Provide psychological counseling to patients in a clinic setting.
As a Forensic Psychologist, you combine your love of psychology and the law to work with mentally ill individuals accused of committing crimes. One of the less obvious jobs for Psychologists, this position provides the opportunity to have a law enforcement career while utilizing the skills acquired in the psychology field. You work closely with Attorneys and the judicial system as a whole, and your role is essential in determining whether someone is mentally able to discern between right and wrong, and therefore can stand trial. You may specialize in family court, civil court, or criminal court, and may be called to testify as an expert.
What is the average salary of a Forensic Psychologist?
The U.S. Bureau of Labor Statistics reports that the average salary of a Forensic Psychologist was $64,140 as of May 2008. The lowest-paid 10 percent of Forensic Psychologists earn less than $37,900 per year, while the highest-paid 10 percent earn more than $106,840. The middle 50 percent of those employed in this position earn between $48,700 and $82,800, leaving plenty of room for growth as you gain more experience in the field.
The average salary of a Forensic Psychologist is based on a number of factors, most notably the location of the position and the employer. For example, Forensic Psychologists employed in Arizona are paid $102,310 per year on average. Other top-paying states include New Hampshire ($97,710), Maryland ($97,560), Florida ($96,380), and California ($96,000).
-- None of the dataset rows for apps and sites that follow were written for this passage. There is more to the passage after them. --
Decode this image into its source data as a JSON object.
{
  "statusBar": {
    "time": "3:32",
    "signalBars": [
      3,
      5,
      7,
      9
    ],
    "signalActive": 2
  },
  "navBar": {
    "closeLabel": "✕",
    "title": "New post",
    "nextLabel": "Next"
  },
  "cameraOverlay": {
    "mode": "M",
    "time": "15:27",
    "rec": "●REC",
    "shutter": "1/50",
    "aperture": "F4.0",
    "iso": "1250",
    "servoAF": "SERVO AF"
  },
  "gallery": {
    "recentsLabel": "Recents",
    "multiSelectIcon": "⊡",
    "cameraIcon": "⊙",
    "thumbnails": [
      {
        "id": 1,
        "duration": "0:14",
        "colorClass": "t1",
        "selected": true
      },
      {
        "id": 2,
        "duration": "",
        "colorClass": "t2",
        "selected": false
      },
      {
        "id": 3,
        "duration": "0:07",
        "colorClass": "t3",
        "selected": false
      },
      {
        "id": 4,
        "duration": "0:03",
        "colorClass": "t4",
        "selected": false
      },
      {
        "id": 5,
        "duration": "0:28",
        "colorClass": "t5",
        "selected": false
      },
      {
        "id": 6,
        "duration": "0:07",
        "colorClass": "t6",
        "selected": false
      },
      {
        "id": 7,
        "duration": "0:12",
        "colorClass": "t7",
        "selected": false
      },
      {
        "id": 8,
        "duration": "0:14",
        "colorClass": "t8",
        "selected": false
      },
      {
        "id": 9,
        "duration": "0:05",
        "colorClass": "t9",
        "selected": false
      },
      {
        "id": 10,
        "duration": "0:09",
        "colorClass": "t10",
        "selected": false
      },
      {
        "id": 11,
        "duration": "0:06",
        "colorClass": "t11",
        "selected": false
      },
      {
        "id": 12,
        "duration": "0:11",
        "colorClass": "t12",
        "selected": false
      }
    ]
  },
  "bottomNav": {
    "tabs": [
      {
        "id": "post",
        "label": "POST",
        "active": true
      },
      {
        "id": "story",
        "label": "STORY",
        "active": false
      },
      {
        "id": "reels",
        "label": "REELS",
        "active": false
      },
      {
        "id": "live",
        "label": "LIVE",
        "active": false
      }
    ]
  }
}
Are Forensic Psychologist positions available in the United States?
According to data gathered by the U.S. Bureau of Labor Statistics, projections for this field are promising. The field is expected to grow at about an average rate when compared to all other occupations. Competition is somewhat tough, meaning those with the highest level of education stand a better chance of finding employment. The most successful candidates for Forensic Psychologist positions hold at least a master’s degree, but a Ph.D. is preferred by most employers.